Description of the task
Your answer should hold all lines of the entries that include the word "sent".

Dataset records
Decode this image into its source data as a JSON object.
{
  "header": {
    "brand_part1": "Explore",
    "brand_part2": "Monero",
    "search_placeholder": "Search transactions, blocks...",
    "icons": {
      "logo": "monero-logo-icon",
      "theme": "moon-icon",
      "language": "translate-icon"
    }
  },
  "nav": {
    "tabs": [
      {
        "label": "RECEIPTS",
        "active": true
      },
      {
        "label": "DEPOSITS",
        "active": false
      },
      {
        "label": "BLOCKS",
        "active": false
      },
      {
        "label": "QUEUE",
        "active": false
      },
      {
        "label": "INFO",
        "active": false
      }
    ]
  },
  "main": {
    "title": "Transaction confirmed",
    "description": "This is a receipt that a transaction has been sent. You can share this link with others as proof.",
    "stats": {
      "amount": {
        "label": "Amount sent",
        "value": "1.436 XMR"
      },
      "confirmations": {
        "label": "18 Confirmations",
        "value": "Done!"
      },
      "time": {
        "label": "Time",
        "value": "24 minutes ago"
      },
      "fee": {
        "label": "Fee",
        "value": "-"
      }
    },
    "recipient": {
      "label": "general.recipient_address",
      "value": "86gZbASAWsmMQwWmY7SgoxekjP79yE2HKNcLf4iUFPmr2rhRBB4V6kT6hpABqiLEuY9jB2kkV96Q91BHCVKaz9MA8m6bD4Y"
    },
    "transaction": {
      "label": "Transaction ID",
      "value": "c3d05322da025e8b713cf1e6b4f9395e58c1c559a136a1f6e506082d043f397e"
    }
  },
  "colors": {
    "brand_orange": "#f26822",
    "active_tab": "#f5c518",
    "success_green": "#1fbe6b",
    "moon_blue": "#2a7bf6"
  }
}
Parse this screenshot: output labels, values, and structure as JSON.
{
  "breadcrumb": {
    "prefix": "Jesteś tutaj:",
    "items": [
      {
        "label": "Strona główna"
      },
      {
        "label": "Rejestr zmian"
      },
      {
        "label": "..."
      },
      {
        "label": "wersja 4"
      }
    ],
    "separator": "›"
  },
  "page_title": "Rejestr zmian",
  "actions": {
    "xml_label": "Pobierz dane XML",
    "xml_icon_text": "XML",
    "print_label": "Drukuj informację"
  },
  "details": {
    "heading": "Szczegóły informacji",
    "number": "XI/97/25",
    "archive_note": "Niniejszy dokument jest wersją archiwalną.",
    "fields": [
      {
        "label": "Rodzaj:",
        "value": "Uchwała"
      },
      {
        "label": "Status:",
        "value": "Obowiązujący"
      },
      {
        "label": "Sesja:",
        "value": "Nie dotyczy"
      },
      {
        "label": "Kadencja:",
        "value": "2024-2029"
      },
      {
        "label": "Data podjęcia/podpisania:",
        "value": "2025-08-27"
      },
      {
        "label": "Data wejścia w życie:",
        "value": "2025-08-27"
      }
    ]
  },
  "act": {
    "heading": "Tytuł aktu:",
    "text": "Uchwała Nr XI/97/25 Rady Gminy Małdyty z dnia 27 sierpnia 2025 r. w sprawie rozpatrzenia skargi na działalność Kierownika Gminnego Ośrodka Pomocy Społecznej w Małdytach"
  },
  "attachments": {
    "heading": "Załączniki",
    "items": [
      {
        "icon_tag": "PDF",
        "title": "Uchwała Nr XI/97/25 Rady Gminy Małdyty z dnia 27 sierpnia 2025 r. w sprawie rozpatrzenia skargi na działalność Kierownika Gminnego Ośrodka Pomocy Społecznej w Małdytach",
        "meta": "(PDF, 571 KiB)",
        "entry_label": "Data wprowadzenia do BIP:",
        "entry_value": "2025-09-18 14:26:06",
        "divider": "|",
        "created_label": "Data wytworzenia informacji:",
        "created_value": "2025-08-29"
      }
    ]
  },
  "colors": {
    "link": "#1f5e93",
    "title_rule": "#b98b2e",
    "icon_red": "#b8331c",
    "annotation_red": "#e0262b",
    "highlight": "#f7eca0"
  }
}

Problem solution
    "description": "This is a receipt that a transaction has been sent. You can share this link with others as proof.",
        "label": "Amount sent",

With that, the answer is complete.